See, if it's not important for us to know, you can just answer no and be done with that question forever.
But if it IS of value to us, you'll probably just answer something non-commital and we (meaning other fans, not me) will just keep on pestering you forever...
Of course, knowing you, you could just as easily answer "Not saying" either way to keep us confused, since I'm beginning to think you like playing this game of leaving us in the dark, dangling a carrot in front of us to keep us moving foward just a bit further but never letting og of it :)
Anyway, thanks for the answer, no matter what it might be, and take care.
The truth is, as I've mentioned before, is that the question has been built up WAY beyond any potential "value" as you put it. That's not to say it has no value, but I have a strong feeling that the answer would now be anti-climactic. Disappointing. In it's original context, it was probably kinda cool and neat and clever and, above all else, right. But I don't think the answer now lives up to the hype. That's the MAIN reason that I'm still reluctant to reveal it. In your minds, it's still very cool... in the not knowing, it's still very cool. Presented with it as words on a screen... maybe it's just an "eh".
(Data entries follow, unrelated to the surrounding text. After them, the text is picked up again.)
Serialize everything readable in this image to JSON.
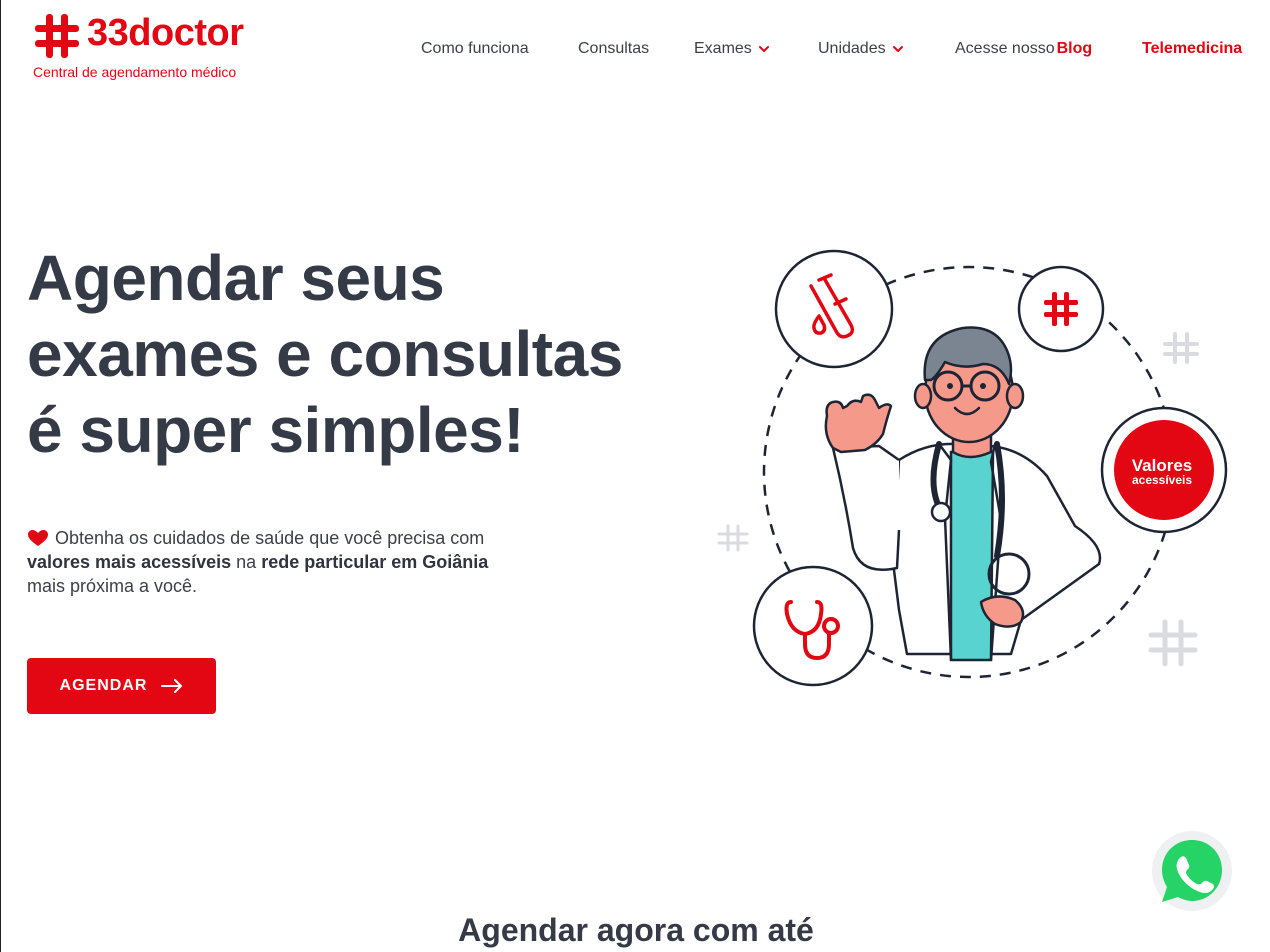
{
  "brand": {
    "name": "33doctor",
    "tagline": "Central de agendamento médico",
    "color": "#e30613"
  },
  "nav": {
    "how_it_works": "Como funciona",
    "consultations": "Consultas",
    "exams": "Exames",
    "units": "Unidades",
    "blog_prefix": "Acesse nosso",
    "blog_accent": "Blog",
    "telemedicine": "Telemedicina"
  },
  "hero": {
    "title_line1": "Agendar seus",
    "title_line2": "exames e consultas",
    "title_line3": "é super simples!",
    "desc_part1": "Obtenha os cuidados de saúde que você precisa com ",
    "desc_bold1": "valores mais acessíveis",
    "desc_part2": " na ",
    "desc_bold2": "rede particular em Goiânia",
    "desc_part3": " mais próxima a você.",
    "cta_label": "AGENDAR",
    "badge_line1": "Valores",
    "badge_line2": "acessíveis"
  },
  "section": {
    "title": "Agendar agora com até"
  },
  "icons": {
    "logo": "medical-cross-icon",
    "chevron": "chevron-down-icon",
    "heart": "heart-icon",
    "arrow": "arrow-right-icon",
    "test_tube": "test-tube-icon",
    "stethoscope": "stethoscope-icon",
    "whatsapp": "whatsapp-icon"
  }
}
I've asked you what Titania told Fox, but I know now that you're probably only gonna answer it to your kids on your deathbed. So, I have a somewhat related question.
Was there actually something in the script? So did Kate Mulgrew actually say something? Was there something to whisper? Or was it just "Pst pst pst" so that you could establish some mystery for all those characters.
Now, the problem is, if the answer is no, I highly doubt you'll tell us, to keep the mystery that scene was meant to establish. But, if it is, you might tell us just "yes." But, having just written this, you might not tell us one way or another even if it is yes. I wonder, then, why I wrote this.
There was nothing specific written in the script.